─── Data for processing ───

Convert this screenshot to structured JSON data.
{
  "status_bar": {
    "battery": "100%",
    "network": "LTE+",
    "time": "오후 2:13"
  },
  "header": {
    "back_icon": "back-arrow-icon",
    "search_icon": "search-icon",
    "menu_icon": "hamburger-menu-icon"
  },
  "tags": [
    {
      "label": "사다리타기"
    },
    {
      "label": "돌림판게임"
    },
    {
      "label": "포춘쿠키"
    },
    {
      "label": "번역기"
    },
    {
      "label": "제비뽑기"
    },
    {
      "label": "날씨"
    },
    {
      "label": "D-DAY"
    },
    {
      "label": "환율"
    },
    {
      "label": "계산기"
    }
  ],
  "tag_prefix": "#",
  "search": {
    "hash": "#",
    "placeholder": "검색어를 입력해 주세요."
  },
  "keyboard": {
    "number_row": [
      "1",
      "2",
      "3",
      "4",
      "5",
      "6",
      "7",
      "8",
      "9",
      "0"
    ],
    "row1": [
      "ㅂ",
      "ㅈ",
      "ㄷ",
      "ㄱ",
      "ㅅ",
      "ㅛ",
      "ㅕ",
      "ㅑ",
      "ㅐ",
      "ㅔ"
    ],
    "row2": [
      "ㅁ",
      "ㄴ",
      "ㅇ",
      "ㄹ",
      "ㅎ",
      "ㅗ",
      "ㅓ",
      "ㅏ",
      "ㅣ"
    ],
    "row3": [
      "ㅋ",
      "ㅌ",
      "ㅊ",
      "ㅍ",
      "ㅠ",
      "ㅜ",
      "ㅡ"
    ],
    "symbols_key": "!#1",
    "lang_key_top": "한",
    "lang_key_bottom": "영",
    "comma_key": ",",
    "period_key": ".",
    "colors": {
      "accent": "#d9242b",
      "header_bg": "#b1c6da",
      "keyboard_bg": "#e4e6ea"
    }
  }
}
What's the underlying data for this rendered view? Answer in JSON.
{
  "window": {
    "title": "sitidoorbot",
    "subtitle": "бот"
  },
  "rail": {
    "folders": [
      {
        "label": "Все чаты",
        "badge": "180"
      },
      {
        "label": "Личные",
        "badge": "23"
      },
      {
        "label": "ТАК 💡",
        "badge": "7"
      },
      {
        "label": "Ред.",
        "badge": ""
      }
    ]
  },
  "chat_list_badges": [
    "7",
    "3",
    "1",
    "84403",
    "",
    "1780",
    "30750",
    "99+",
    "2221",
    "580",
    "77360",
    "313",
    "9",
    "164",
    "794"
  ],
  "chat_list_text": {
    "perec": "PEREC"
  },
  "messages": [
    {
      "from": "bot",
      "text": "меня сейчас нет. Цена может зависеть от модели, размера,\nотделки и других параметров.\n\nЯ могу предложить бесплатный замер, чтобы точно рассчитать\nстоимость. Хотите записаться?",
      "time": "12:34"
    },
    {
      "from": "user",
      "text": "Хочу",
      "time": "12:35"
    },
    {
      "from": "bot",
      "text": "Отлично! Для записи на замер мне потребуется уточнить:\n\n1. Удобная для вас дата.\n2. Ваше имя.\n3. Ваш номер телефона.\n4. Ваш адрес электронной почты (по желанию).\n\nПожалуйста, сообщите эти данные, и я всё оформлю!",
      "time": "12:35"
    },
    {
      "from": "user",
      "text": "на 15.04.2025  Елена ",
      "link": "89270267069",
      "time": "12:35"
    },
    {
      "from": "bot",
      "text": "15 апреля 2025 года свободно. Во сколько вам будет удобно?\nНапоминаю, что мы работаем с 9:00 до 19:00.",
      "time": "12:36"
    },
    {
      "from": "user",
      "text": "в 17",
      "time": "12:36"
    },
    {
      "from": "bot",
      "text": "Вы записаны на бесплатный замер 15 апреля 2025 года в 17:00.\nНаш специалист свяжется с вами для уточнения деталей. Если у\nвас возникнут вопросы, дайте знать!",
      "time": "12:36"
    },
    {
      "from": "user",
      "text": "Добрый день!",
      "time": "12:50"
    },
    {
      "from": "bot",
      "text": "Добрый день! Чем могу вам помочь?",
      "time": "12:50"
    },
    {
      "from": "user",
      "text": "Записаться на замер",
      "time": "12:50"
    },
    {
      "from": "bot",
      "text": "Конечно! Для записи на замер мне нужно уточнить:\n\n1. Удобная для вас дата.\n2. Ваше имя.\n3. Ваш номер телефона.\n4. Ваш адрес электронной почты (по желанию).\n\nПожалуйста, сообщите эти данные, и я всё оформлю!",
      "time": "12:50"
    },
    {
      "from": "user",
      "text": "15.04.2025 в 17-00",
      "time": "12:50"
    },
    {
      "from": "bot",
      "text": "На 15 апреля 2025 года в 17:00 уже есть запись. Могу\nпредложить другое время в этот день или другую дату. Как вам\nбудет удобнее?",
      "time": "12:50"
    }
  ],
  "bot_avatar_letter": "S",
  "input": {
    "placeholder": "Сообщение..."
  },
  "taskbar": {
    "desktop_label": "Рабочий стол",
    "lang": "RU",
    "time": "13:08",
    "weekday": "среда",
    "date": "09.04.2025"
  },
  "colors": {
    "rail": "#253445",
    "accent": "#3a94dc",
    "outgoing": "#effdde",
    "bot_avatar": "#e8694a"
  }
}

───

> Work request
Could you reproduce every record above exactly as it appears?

> Exercise response
Convert this screenshot to structured JSON data.
{
  "status_bar": {
    "battery": "100%",
    "network": "LTE+",
    "time": "오후 2:13"
  },
  "header": {
    "back_icon": "back-arrow-icon",
    "search_icon": "search-icon",
    "menu_icon": "hamburger-menu-icon"
  },
  "tags": [
    {
      "label": "사다리타기"
    },
    {
      "label": "돌림판게임"
    },
    {
      "label": "포춘쿠키"
    },
    {
      "label": "번역기"
    },
    {
      "label": "제비뽑기"
    },
    {
      "label": "날씨"
    },
    {
      "label": "D-DAY"
    },
    {
      "label": "환율"
    },
    {
      "label": "계산기"
    }
  ],
  "tag_prefix": "#",
  "search": {
    "hash": "#",
    "placeholder": "검색어를 입력해 주세요."
  },
  "keyboard": {
    "number_row": [
      "1",
      "2",
      "3",
      "4",
      "5",
      "6",
      "7",
      "8",
      "9",
      "0"
    ],
    "row1": [
      "ㅂ",
      "ㅈ",
      "ㄷ",
      "ㄱ",
      "ㅅ",
      "ㅛ",
      "ㅕ",
      "ㅑ",
      "ㅐ",
      "ㅔ"
    ],
    "row2": [
      "ㅁ",
      "ㄴ",
      "ㅇ",
      "ㄹ",
      "ㅎ",
      "ㅗ",
      "ㅓ",
      "ㅏ",
      "ㅣ"
    ],
    "row3": [
      "ㅋ",
      "ㅌ",
      "ㅊ",
      "ㅍ",
      "ㅠ",
      "ㅜ",
      "ㅡ"
    ],
    "symbols_key": "!#1",
    "lang_key_top": "한",
    "lang_key_bottom": "영",
    "comma_key": ",",
    "period_key": ".",
    "colors": {
      "accent": "#d9242b",
      "header_bg": "#b1c6da",
      "keyboard_bg": "#e4e6ea"
    }
  }
}
What's the underlying data for this rendered view? Answer in JSON.
{
  "window": {
    "title": "sitidoorbot",
    "subtitle": "бот"
  },
  "rail": {
    "folders": [
      {
        "label": "Все чаты",
        "badge": "180"
      },
      {
        "label": "Личные",
        "badge": "23"
      },
      {
        "label": "ТАК 💡",
        "badge": "7"
      },
      {
        "label": "Ред.",
        "badge": ""
      }
    ]
  },
  "chat_list_badges": [
    "7",
    "3",
    "1",
    "84403",
    "",
    "1780",
    "30750",
    "99+",
    "2221",
    "580",
    "77360",
    "313",
    "9",
    "164",
    "794"
  ],
  "chat_list_text": {
    "perec": "PEREC"
  },
  "messages": [
    {
      "from": "bot",
      "text": "меня сейчас нет. Цена может зависеть от модели, размера,\nотделки и других параметров.\n\nЯ могу предложить бесплатный замер, чтобы точно рассчитать\nстоимость. Хотите записаться?",
      "time": "12:34"
    },
    {
      "from": "user",
      "text": "Хочу",
      "time": "12:35"
    },
    {
      "from": "bot",
      "text": "Отлично! Для записи на замер мне потребуется уточнить:\n\n1. Удобная для вас дата.\n2. Ваше имя.\n3. Ваш номер телефона.\n4. Ваш адрес электронной почты (по желанию).\n\nПожалуйста, сообщите эти данные, и я всё оформлю!",
      "time": "12:35"
    },
    {
      "from": "user",
      "text": "на 15.04.2025  Елена ",
      "link": "89270267069",
      "time": "12:35"
    },
    {
      "from": "bot",
      "text": "15 апреля 2025 года свободно. Во сколько вам будет удобно?\nНапоминаю, что мы работаем с 9:00 до 19:00.",
      "time": "12:36"
    },
    {
      "from": "user",
      "text": "в 17",
      "time": "12:36"
    },
    {
      "from": "bot",
      "text": "Вы записаны на бесплатный замер 15 апреля 2025 года в 17:00.\nНаш специалист свяжется с вами для уточнения деталей. Если у\nвас возникнут вопросы, дайте знать!",
      "time": "12:36"
    },
    {
      "from": "user",
      "text": "Добрый день!",
      "time": "12:50"
    },
    {
      "from": "bot",
      "text": "Добрый день! Чем могу вам помочь?",
      "time": "12:50"
    },
    {
      "from": "user",
      "text": "Записаться на замер",
      "time": "12:50"
    },
    {
      "from": "bot",
      "text": "Конечно! Для записи на замер мне нужно уточнить:\n\n1. Удобная для вас дата.\n2. Ваше имя.\n3. Ваш номер телефона.\n4. Ваш адрес электронной почты (по желанию).\n\nПожалуйста, сообщите эти данные, и я всё оформлю!",
      "time": "12:50"
    },
    {
      "from": "user",
      "text": "15.04.2025 в 17-00",
      "time": "12:50"
    },
    {
      "from": "bot",
      "text": "На 15 апреля 2025 года в 17:00 уже есть запись. Могу\nпредложить другое время в этот день или другую дату. Как вам\nбудет удобнее?",
      "time": "12:50"
    }
  ],
  "bot_avatar_letter": "S",
  "input": {
    "placeholder": "Сообщение..."
  },
  "taskbar": {
    "desktop_label": "Рабочий стол",
    "lang": "RU",
    "time": "13:08",
    "weekday": "среда",
    "date": "09.04.2025"
  },
  "colors": {
    "rail": "#253445",
    "accent": "#3a94dc",
    "outgoing": "#effdde",
    "bot_avatar": "#e8694a"
  }
}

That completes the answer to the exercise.